Campus & Community

On Internship, Future Quant Develops the Excel Skills Needed to Do Just That

Ryan Tom, Now a Sophomore, Taught Himself to Build Formulae in Working for Lender

Screens in the Hanlon Lab showcase currency pricing data as a professor, dressed in a dark suit, gestures to the class.
Classes in the Hanlon Financial Systems Lab gave Ryan Tom the confidence he needed to successfully complete an internship as a freshman.

Ryan Tom’s sense of humor is so dry, you could use it for sandpaper. And given that Asset Based Lending LLC is a hedge fund that specializes in loans to builders and other real estate investors, that might have played a small role in his landing an internship there as a Stevens Institute of Technology freshman.

Headshot of Ryan Tom, in a dark suit against a gray background.
Ryan Tom '20.

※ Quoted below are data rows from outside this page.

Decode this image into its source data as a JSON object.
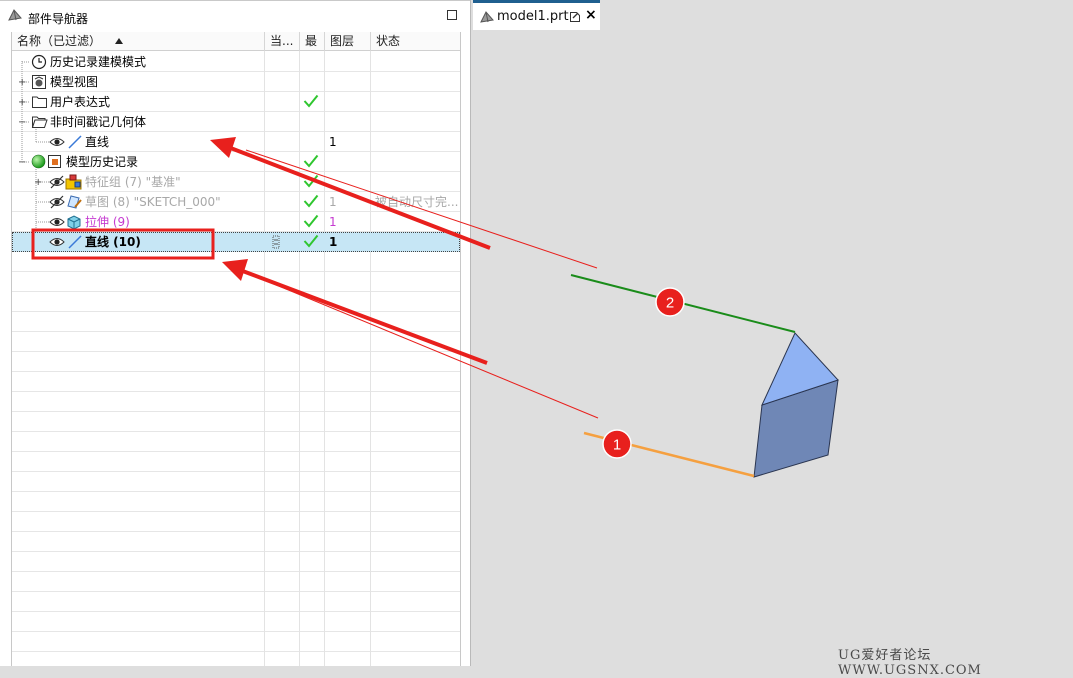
{
  "navigator": {
    "title": "部件导航器",
    "columns": {
      "name": "名称（已过滤）",
      "current": "当...",
      "latest": "最",
      "layer": "图层",
      "status": "状态"
    },
    "rows": [
      {
        "label": "历史记录建模模式",
        "icon": "clock-icon",
        "style": "normal"
      },
      {
        "label": "模型视图",
        "icon": "model-view-icon",
        "style": "normal",
        "expander": "+"
      },
      {
        "label": "用户表达式",
        "icon": "folder-icon",
        "style": "normal",
        "expander": "+",
        "latest": "check"
      },
      {
        "label": "非时间戳记几何体",
        "icon": "folder-open-icon",
        "style": "normal",
        "expander": "−"
      },
      {
        "label": "直线",
        "icon": "line-icon",
        "style": "normal",
        "layer": "1"
      },
      {
        "label": "模型历史记录",
        "icon": "model-history-icon",
        "style": "normal",
        "expander": "−",
        "latest": "check"
      },
      {
        "label": "特征组 (7) \"基准\"",
        "icon": "feature-group-icon",
        "style": "dim",
        "expander": "+",
        "latest": "check"
      },
      {
        "label": "草图 (8) \"SKETCH_000\"",
        "icon": "sketch-icon",
        "style": "dim",
        "latest": "check",
        "layer": "1",
        "status": "被自动尺寸完..."
      },
      {
        "label": "拉伸 (9)",
        "icon": "extrude-icon",
        "style": "pink",
        "latest": "check",
        "layer": "1"
      },
      {
        "label": "直线 (10)",
        "icon": "line-icon",
        "style": "bold",
        "latest": "check",
        "layer": "1",
        "selected": true
      }
    ]
  },
  "graphics_tab": {
    "title": "model1.prt",
    "close": "×"
  },
  "annotations": {
    "badge_1": "1",
    "badge_2": "2"
  },
  "watermark": "UG爱好者论坛 WWW.UGSNX.COM",
  "colors": {
    "selection": "#c6e6f5",
    "annotation_red": "#e8201d",
    "line_green": "#1a8c1a",
    "line_orange": "#f5a040",
    "prism_front": "#6f87b6",
    "prism_top": "#8fb2f3",
    "check_green": "#2fc62f"
  }
}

Still, ask him what he’s most proud of from his internship, and he’ll quip “not getting fired.”

“I came in the door, I didn’t know what to expect, I didn’t know anything about real estate, I didn’t know how to use the one program I was expected to work on,” said Tom, who’s studying Quantitative Finance at the School of Business. “But by the end of the summer, I was working on these two big projects that were both being implemented by the company.”

It’s safe to say that’s what was expected of Tom when he was hired. He said his internship was a credit to Stevens’ strong reputation in the business community for students who are hard workers able to use technology to solve problems.

The Stevens connection

“I heard about the job through some students who worked as interns there before,” Tom said. “So I handed my boss my résumé, and he said, ‘I don’t need to see this — when do you want to start?’ It was all because of my Stevens experience, and how well Stevens students had performed there in the past. Even if they don’t have any specific experience with Stevens, knowing that we have that specialized set of skills definitely helps.”

Now a sophomore, Tom is beginning to take more advanced courses in the Quantitative Finance curriculum, though like all Stevens freshmen in the program, he got Bloomberg certified in his first semester and has been using high-tech financial analytics tools in the university’s Hanlon Financial Systems Lab. The most valuable tool in his kit now, though, is Excel, which Tom got a crash course in over the course of his work with Asset Based Lending.

“I came in not knowing how to use Excel, to which my boss told me, great, that’s what you’re doing all summer,” Tom said.

After spending a few hours on the first day creating simple formulae in Excel, Tom kept working at it, until before long his work was changing how the company did its accounting.

“It reminded me a lot of my Stevens classes, where we do a lot of presentations, so you do a lot of work in PowerPoint,” he said. In those cases, he said, it seems like an easy step, but the deck quickly becomes “a mammoth monstrosity” that needs a lot more work: “That was kind of the same experience I had in learning how to build Excel formulas. You get a couple formulas wrong here, and the whole summary page blows up — so you take another hour and get it done.”

Building a predictive model

During his internship, Tom worked on the operations side for the lender, which specializes in providing high-interest rate loans with short turnaround times for investors who flip properties for a living. He played a key role in rewriting the company’s attribution systems to better forecast revenue.

Because of the company’s payment structure to lenders and its high upfront commissions and fees, its best months for funding new loans and growing the business actually looked like its worst months, making it hard to track expected cash flow.

“I was working with our accounting system to get a better understanding of where our money was coming from why we had different income in other areas, and changes like that,” Tom said. “I also started working on a predictive model to understand what amount of money we’d need in our hands in order to fund all the loans coming up in the short term.”

That was especially important because the company, with about 20 employees, is not a large bank, so keeping its own loan costs low is imperative. And in a high-risk business like house flipping, seizing and selling the property generally results in a net loss for the company.

If it sounds like a lot of responsibility, that’s because it was. Tom’s role had him working directly with the controller and chief operating officer to accomplish his goals.

Hit the ground running

“They throw a lot of responsibility at you, and it’s learn as you go, there’s no formal training or anything,” Tom said. “That’s part of the fun of working at a small startup.”

That ability to hit the ground running is another trait typical of Stevens students, whose courses emphasize the kind of applied learning that prepares them so well for working in industry.

“I handed my boss my résumé, and he said, 'I don't need to see this — when do you want to start?' It was all because of my Stevens experience.”

Ryan Tom '20, intern, asset based lending

“You can find Stevens alumni working just about everywhere, and even if those people aren’t doing the kind of work you’re interested in, they can help you get a valuable foot in the door, and employers know from hiring them that Stevens students and alumni are great workers,” Tom said. 

He may have felt in over his head when he started, but Tom impressed his managers enough to keep him on Asset Based Lending's payroll part-time as he continues his undergraduate work.

“Seeing the company make changes to its entire accounting system based on the work I did is incredible,” he said.